During the commercial break of your favorite television show, the advertisements that play out in front of you don’t just influence your opinions of companies and shopping habits; the ads also could affect how your body responds to drugs. Watching a positive, rather than negative, ad for the allergy drug Claritin after taking a dose makes the pill more effective at altering the body’s immune response, researchers report today in PNAS Early Edition.
“Every day, we are exposed to a high number of advertising messages,” says economist Emir Kamenica of the University of Chicago, first author of the new paper. “And these messages may influence not only whether we buy a product, but also how our body works.”
Since the dawn of modern medicine, doctors have known (and sometimes taken advantage of the fact) that patients who believe they are being given an effective drug or therapy—even if it’s a sugar pill—will often have a better reaction than those who are skeptical of the drug. But the so-called placebo effect is still poorly understood and hard to study. Kamenica wondered whether this link between someone’s beliefs about a medication and its efficacy played out not only in the doctor’s office, but in front of the television.
“It doesn’t happen on a daily basis that a doctor gives you a sugar pill and bends the truth about what it is,” he says. “But we are constantly bombarded with advertising, often without consent.”
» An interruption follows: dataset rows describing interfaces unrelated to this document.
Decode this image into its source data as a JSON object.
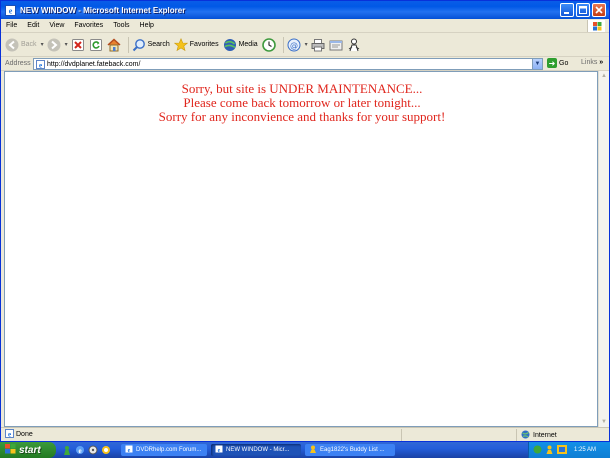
{
  "window": {
    "title": "NEW WINDOW - Microsoft Internet Explorer"
  },
  "menu": [
    "File",
    "Edit",
    "View",
    "Favorites",
    "Tools",
    "Help"
  ],
  "toolbar": {
    "back": "Back",
    "search": "Search",
    "favorites": "Favorites",
    "media": "Media"
  },
  "address": {
    "label": "Address",
    "url": "http://dvdplanet.fateback.com/",
    "go": "Go",
    "links": "Links"
  },
  "page": {
    "line1": "Sorry, but site is UNDER MAINTENANCE...",
    "line2": "Please come back tomorrow or later tonight...",
    "line3": "Sorry for any inconvience and thanks for your support!",
    "text_color": "#e0261d"
  },
  "status": {
    "text": "Done",
    "zone": "Internet"
  },
  "taskbar": {
    "start": "start",
    "tasks": [
      {
        "label": "DVDRhelp.com Forum..."
      },
      {
        "label": "NEW WINDOW - Micr..."
      },
      {
        "label": "Eag1822's Buddy List ..."
      }
    ],
    "clock": "1:25 AM"
  },
  "colors": {
    "title_blue": "#0058e6",
    "taskbar_blue": "#245edb",
    "start_green": "#2f8a2f"
  }
}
To test the link between advertising and how well a drug works, Kamenica and his collaborators needed to find a fast-acting drug that they could measure the effects of immediately in the lab. Otherwise, ads could influence a patient’s outcome by changing his or her likelihood of taking the medication or affecting other behavior, such as diet and exercise. So the researchers turned to Claritin.
Claritin is an antihistamine medication; it works by blocking histamine molecules which are produced by the body when it senses an allergen like pollen or dust. By blocking histamine, Claritin and other antihistamines diminish the swelling, itching, or sneezing that normally results. How well an antihistamine like Claritin works can be gauged not only by asking patients about their sniffles and itches, though, but with a more quantitative measurement: how the body responds to histamine that’s injected into the arm. The better Claritin works, the smaller the swelling from such an injection will be.
Kamenica and his colleagues studied 340 people, some with known allergies and some without. Each person received an injection of histamine in their forearm, and the response was measured. Then, they received a dose of Claritin, were told what it was, and watched a movie interspersed with ads—either positive Claritin ads, or ads for a competing allergy drug, Zyrtec, which spoke negatively about Claritin. Next, the histamine injection was repeated and the size of the swollen “wheal” once again measured.
For all patients, taking Claritin led to a smaller wheal. In those with known allergies, which ads were watched had no difference on the size of the wheal after Claritin treatment—in either case, it was 28 percent smaller. But in those who had no diagnosis of allergies, taking Claritin and watching Claritin ads reduced the wheal by 31 percent, while taking Claritin and watching Zyrtec ads made the wheal only 25 percent smaller.
“Perhaps people who don’t have allergies are more uncertain about what antihistamines are like, or they may have paid less attention to ads for such drugs in the past, so their beliefs about Claritin are more malleable,” Kamenica explains.
Indeed, when he compared subjects’ views about Claritin before and after watching the ads, those without allergies had a greater change in opinion from the ads. And the greater their change in opinion about Claritin was, the smaller the wheal was after the ads.
“There’s been a big debate about the potential consequences of direct advertisement of drugs to consumers,” says Kamenica. “We’re injecting into that debate an entirely novel idea, that such advertisements can actually change drug efficacy.”
The data doesn’t distinguish whether the positive Claritin ad increased the efficacy of the drug or whether the Zyrtec ad, with negative sentiments on Claritin, decreased the efficacy. The researchers hope to clarify that in future studies. And as for whether advertising affects other drugs in a similar way, that can only be hypothesized. But Kamenica says there’s no reason to think the phenomenon would be unique to Claritin. Based on the difference in ad responses between those who had allergies, and were likely more familiar with Claritin to begin with, Kamenica thinks that the less someone knows of a drug to begin with, the more an ad can influence their response to it.
“With a drug that no one has heard of, you might get an even bigger effect,” he says. “Because your opinions on that drug would be even more malleable.”